But critics are increasingly questioning whether its £6 billion-a-year budget should be spared – while Departments such as the Home Office could be forced to sack 35,000 police officers in the £113 billion deficit reduction package.
Research has found that, since 2003, the Department for International Development (DFID) has spent millions on projects including:
- £3.6 million to the Trades Union Congress.
- More than £1 million to teach nursery and primary school children in the UK about the ‘dangers of unequal global development’.
- £600,000 to an ethnic minority think-tank which has not published a report for almost three years.
- £300,000 to the National Union of Teachers to ‘enable them to become global agents of change’.
Last night, the Conservatives said DFID’s immunity from the cuts would remain – but a ‘full value-for-money review’ of its spending was promised.
The Prime Minister’s Election pledge to protect the health and overseas aid budgets was designed to neutralise Labour claims that the Tories would hit frontline services.
But it means the burden of Mr Osborne’s move to cut Whitehall by a quarter over four years will fall on Transport and the Home Office – which face cuts of up to 33 per cent as a result.

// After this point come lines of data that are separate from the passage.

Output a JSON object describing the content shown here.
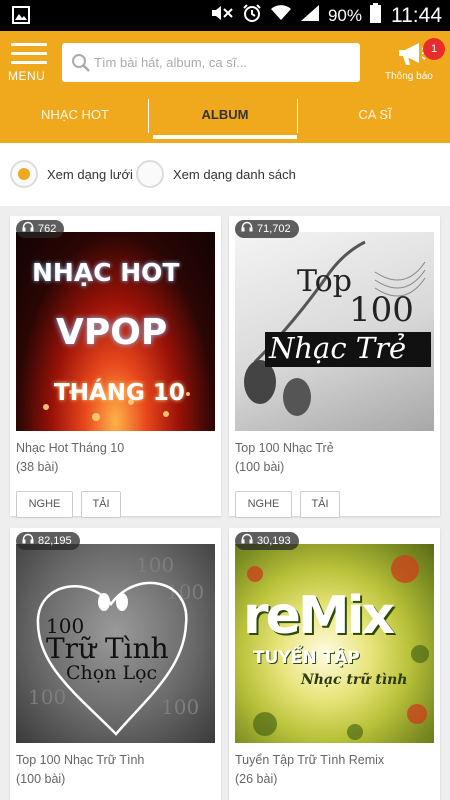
{
  "status_bar": {
    "battery_percent": "90%",
    "time": "11:44"
  },
  "header": {
    "menu_label": "MENU",
    "search_placeholder": "Tìm bài hát, album, ca sĩ...",
    "notification_label": "Thông báo",
    "notification_count": "1"
  },
  "tabs": [
    {
      "label": "NHẠC HOT",
      "active": false
    },
    {
      "label": "ALBUM",
      "active": true
    },
    {
      "label": "CA SĨ",
      "active": false
    }
  ],
  "view_options": {
    "grid_label": "Xem dạng lưới",
    "list_label": "Xem dạng danh sách",
    "selected": "grid"
  },
  "buttons": {
    "play": "NGHE",
    "download": "TẢI"
  },
  "albums": [
    {
      "listens": "762",
      "title": "Nhạc Hot Tháng 10",
      "tracks": "(38 bài)",
      "cover_text": [
        "NHẠC HOT",
        "VPOP",
        "THÁNG 10"
      ]
    },
    {
      "listens": "71,702",
      "title": "Top 100 Nhạc Trẻ",
      "tracks": "(100 bài)",
      "cover_text": [
        "Top",
        "100",
        "Nhạc Trẻ"
      ]
    },
    {
      "listens": "82,195",
      "title": "Top 100 Nhạc Trữ Tình",
      "tracks": "(100 bài)",
      "cover_text": [
        "100",
        "Trữ Tình",
        "Chọn Lọc"
      ]
    },
    {
      "listens": "30,193",
      "title": "Tuyển Tập Trữ Tình Remix",
      "tracks": "(26 bài)",
      "cover_text": [
        "reMix",
        "TUYỂN TẬP",
        "Nhạc trữ tình"
      ]
    }
  ],
  "colors": {
    "accent": "#f0a81c",
    "badge": "#e82c2c"
  }
}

The policy came despite a pre-Election audit of the DFID, which identified £800 million of annual spending with dubious merit – including £35 million in aid to corrupt Uganda and an astonishing £825 million to nuclear-armed India over the three years from 2009.
The EU also receives £1 billion a year from the department to distribute to developing countries.
Now, research by the International Policy Network (IPN) think-tank has identified where much of DFID’s money goes in this country.
Since 2003, £3.6 million has been given to the TUC, including a £2.4 million handout in 2009 for ‘advocacy and lobbying work’ and ‘to build support for development in the United Kingdom’.
Of this, £756,000 went on a ‘Strategic Framework Partnership Agreement’ – to fund training for the TUC to learn how to apply for further DFID grants.
The department also found £600,000 to set up a UK think-tank called Connections For Development, which aims to ‘provide a forum for black and ethnic minority organisations on issues relating to international development’.